Amahoro Secondary School Roof in Progress
Greetings Supporters of Project Wezesha - a partner of Girls Education International!
Thank you (Asante!) for your fabulous support over the past year. It has been an exciting year and we are looking forward to a productive 2012!
In 2011, Project Wezesha hosted the first annual Raise the Roof fundraiser. The objective was to raise enough funds to put roofs on our first block of classrooms at the school. With 6 music artists donating their talent, a local venue donating space, several local businesses donating items for the auction and raffle and of course numerous volunteers donating their time - we were able to not only have a blast but raise over $4,000! With those funds, we did 'raise the roof' on our first 4 classrooms and 2 offices.
Since then, the structural foundation for the next four classrooms has been established and the bricks are going up slowly but surely. We are waiting for the end of the rainy season and another surge of funds and then we are back in business!

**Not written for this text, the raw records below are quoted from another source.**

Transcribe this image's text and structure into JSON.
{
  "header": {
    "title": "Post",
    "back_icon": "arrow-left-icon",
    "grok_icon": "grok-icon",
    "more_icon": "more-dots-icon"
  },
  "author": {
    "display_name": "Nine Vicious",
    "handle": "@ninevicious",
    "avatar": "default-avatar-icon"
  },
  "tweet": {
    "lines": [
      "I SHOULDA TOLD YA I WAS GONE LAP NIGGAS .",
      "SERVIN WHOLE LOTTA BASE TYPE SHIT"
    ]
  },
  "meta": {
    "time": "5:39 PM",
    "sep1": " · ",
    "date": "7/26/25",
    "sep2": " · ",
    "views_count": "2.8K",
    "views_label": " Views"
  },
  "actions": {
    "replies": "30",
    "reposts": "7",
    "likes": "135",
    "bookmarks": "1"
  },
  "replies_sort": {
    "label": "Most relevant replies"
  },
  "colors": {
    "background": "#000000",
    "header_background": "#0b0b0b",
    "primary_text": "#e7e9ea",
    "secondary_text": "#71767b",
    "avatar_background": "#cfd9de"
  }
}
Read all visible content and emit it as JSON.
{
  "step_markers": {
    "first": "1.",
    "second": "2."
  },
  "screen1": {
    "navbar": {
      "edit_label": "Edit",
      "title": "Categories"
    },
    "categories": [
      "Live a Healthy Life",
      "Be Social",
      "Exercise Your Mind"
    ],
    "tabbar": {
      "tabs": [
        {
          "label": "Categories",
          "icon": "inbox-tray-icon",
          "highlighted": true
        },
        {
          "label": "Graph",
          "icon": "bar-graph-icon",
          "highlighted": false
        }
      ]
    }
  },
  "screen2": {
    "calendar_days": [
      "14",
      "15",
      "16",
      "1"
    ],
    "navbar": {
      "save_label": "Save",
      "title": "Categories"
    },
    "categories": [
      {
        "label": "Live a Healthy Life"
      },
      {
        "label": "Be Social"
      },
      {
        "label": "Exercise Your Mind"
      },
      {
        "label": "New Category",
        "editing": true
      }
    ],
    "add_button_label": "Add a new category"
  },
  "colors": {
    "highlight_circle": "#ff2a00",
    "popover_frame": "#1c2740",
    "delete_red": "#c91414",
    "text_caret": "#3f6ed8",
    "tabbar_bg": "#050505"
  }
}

Last year, I sat with Hindu and Saidi - two of our scholarship students - and we discussed the state of secondary education in the area. It was a depressing conversation in some regards because these bright youngsters were critically reflecting on some of the more unpleasant realities of rural education - oversized classes, absence of textbooks and disengaged, underpaid teachers. However, I also found this conversation to be insightful and therefore hopeful. They were able to articulate their thoughts in English, a language not many speak well in the village (other than teachers and some older students). Their awareness of the situation showed me that they will also be able to problematize challenges in their community and approach them with an eye for solutions. (See our conversation through the video link below: Hindu and Saidi discuss education in Tanzania.)
One hopeful development of this conversation is a growing interest within Project Wezesha to seek out partnerships with teacher education programs in Tanzania. We want to identify ways to strengthen the teaching force in the village. This summer, we aim to invite teacher trainers into the village to provide professional development trainings and incentives. As a teacher educator, I am invested in the notion that much of student success hinges on the effectiveness of the teachers. I'm looking forward to exploring this issue at lenght this summer and I'm grateful to Hindu and Saidi for keeping it real.

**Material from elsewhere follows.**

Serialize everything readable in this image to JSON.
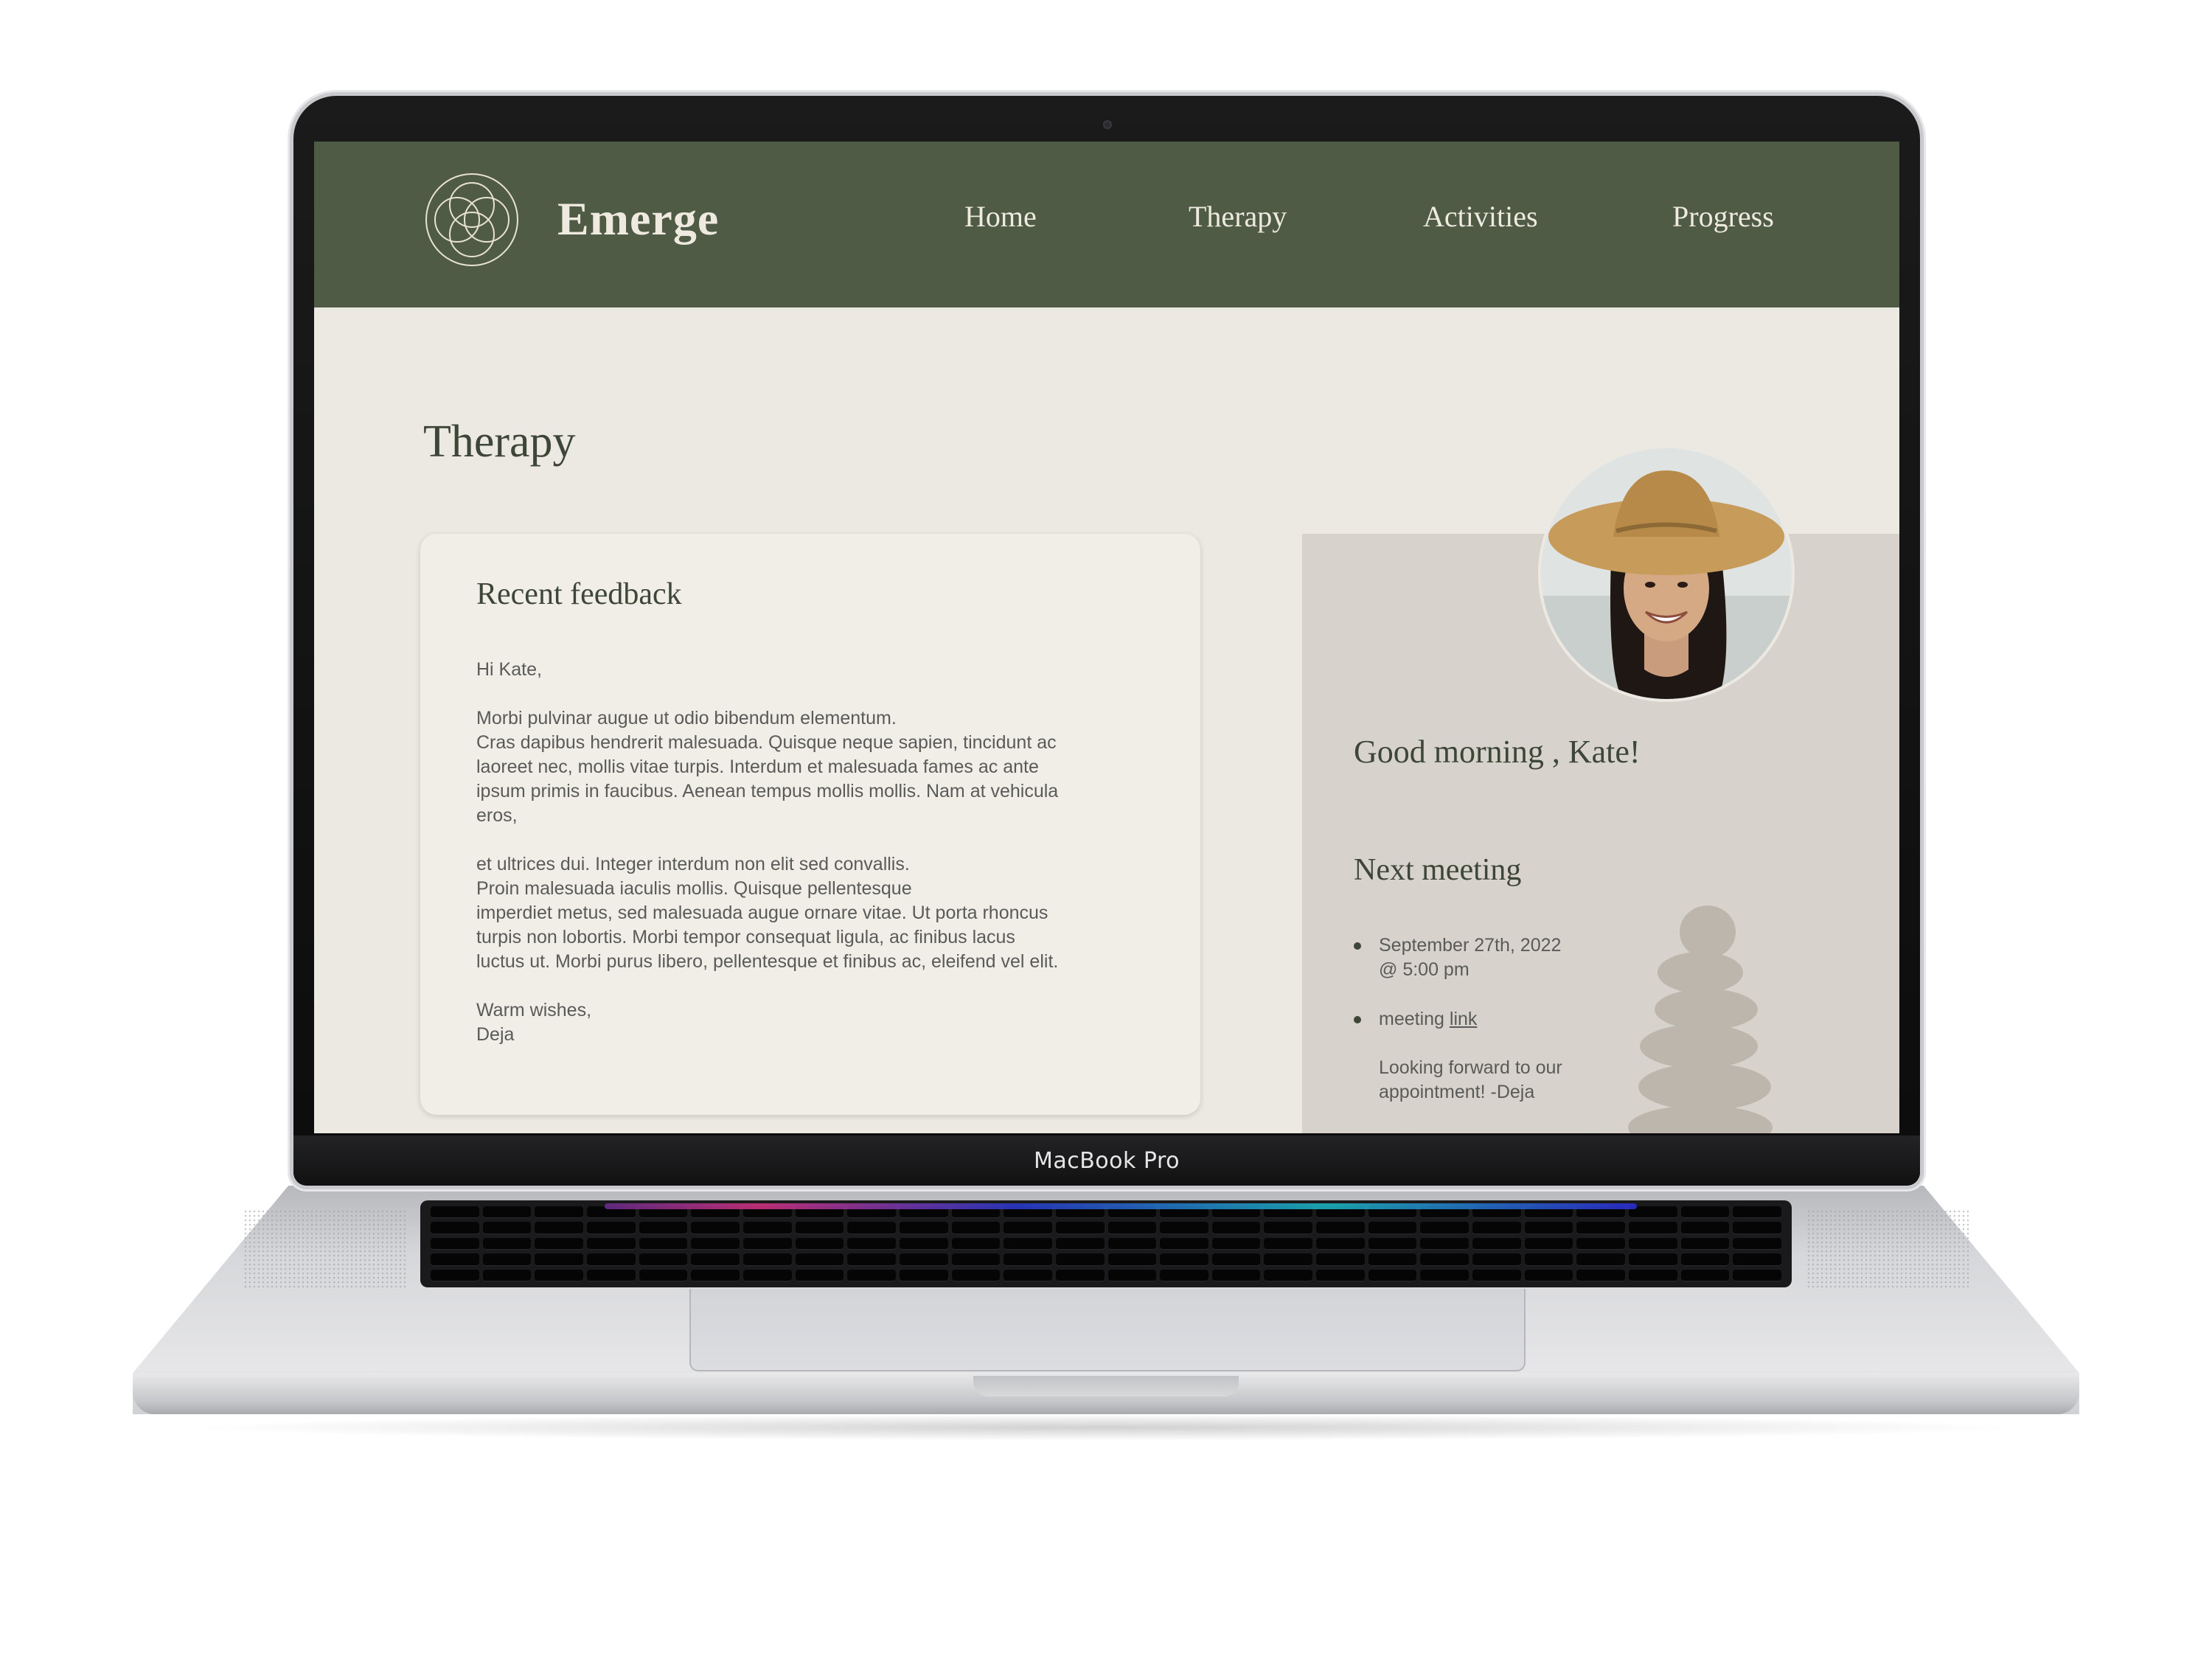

Another exciting development for Project Wezesha is that we will have our first intern this year! A bright Colby College student will be going to Tanzania this summer to live with one of our close community friends in Mgaraganza Village. Katy and I have begun to develop a plan of action for her time in the village. With Katy's help, we will collect interviews from community members related to Project Wezesha's work, we will explore the deeper desires of the village leaders related to their community development plan and we will endeavor to increase teacher development and engagement in the local primary school. Katy is also excited to spend time teaching English at Mgaraganza Primary School.

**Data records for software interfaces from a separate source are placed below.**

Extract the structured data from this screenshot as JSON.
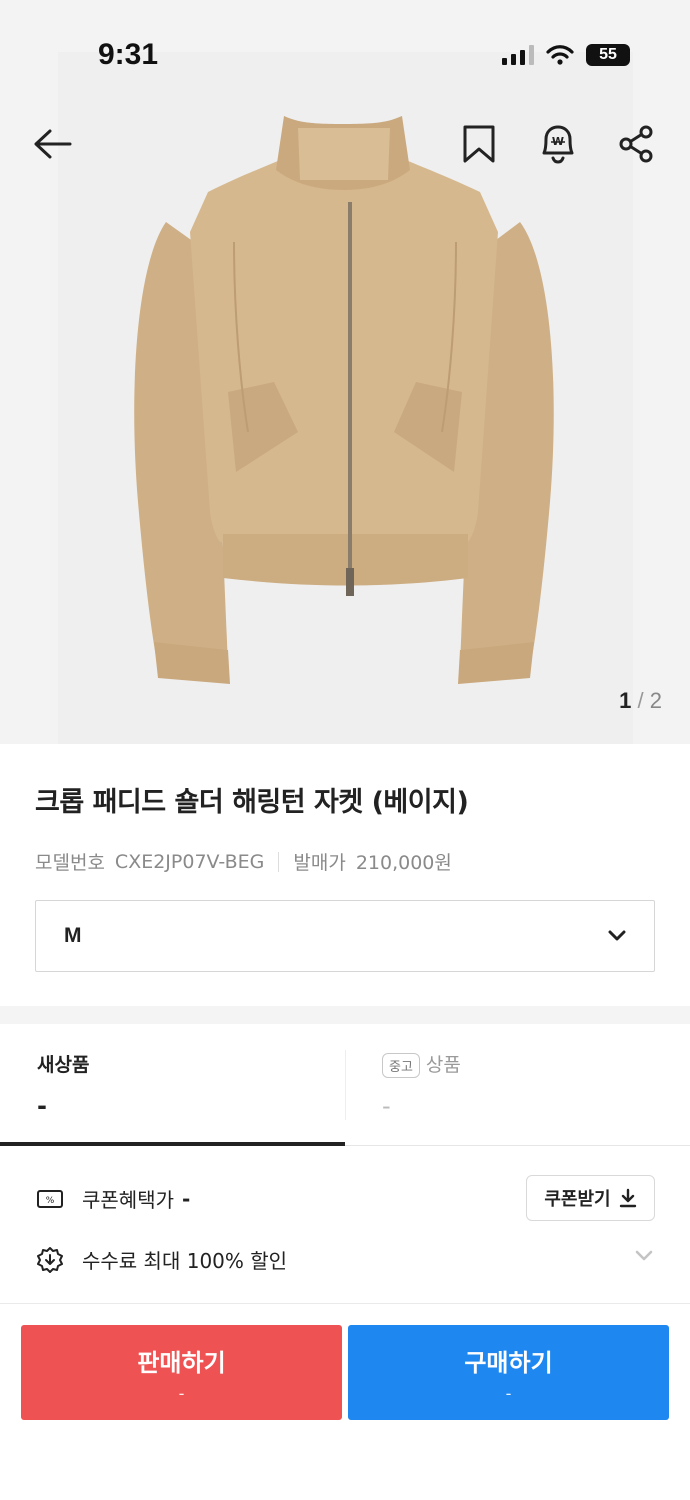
{
  "status_bar": {
    "time": "9:31",
    "battery": "55"
  },
  "icons": {
    "back": "arrow-left-icon",
    "bookmark": "bookmark-icon",
    "price_alert": "won-bell-icon",
    "share": "share-icon",
    "chevron": "chevron-down-icon",
    "coupon": "coupon-icon",
    "download": "download-icon",
    "discount": "discount-badge-icon"
  },
  "gallery": {
    "current": "1",
    "separator": "/",
    "total": "2"
  },
  "product": {
    "title": "크롭 패디드 숄더 해링턴 자켓 (베이지)",
    "model_label": "모델번호",
    "model_number": "CXE2JP07V-BEG",
    "release_label": "발매가",
    "release_price": "210,000원"
  },
  "size_select": {
    "value": "M"
  },
  "tabs": {
    "new": {
      "label": "새상품",
      "price": "-"
    },
    "used": {
      "badge": "중고",
      "label": "상품",
      "price": "-"
    }
  },
  "coupon": {
    "label": "쿠폰혜택가",
    "price": "-",
    "button_label": "쿠폰받기"
  },
  "fee": {
    "text": "수수료 최대 100% 할인"
  },
  "actions": {
    "sell": {
      "label": "판매하기",
      "price": "-"
    },
    "buy": {
      "label": "구매하기",
      "price": "-"
    }
  },
  "colors": {
    "sell": "#ef5252",
    "buy": "#1e88f0",
    "jacket": "#d6b88e"
  }
}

Please, feel free to let us know what you think about the work we are doing! We invite feedback and welcome continued support through tax deductible contributions and spreading the word. Be sure to follow us on Facebook and Twitter.
Team Project Wezesha
Lucas Lameck & Rai Farrelly
Amahoro Secondary School Roofs
Salima and Uzia - neighbors of Amahoro School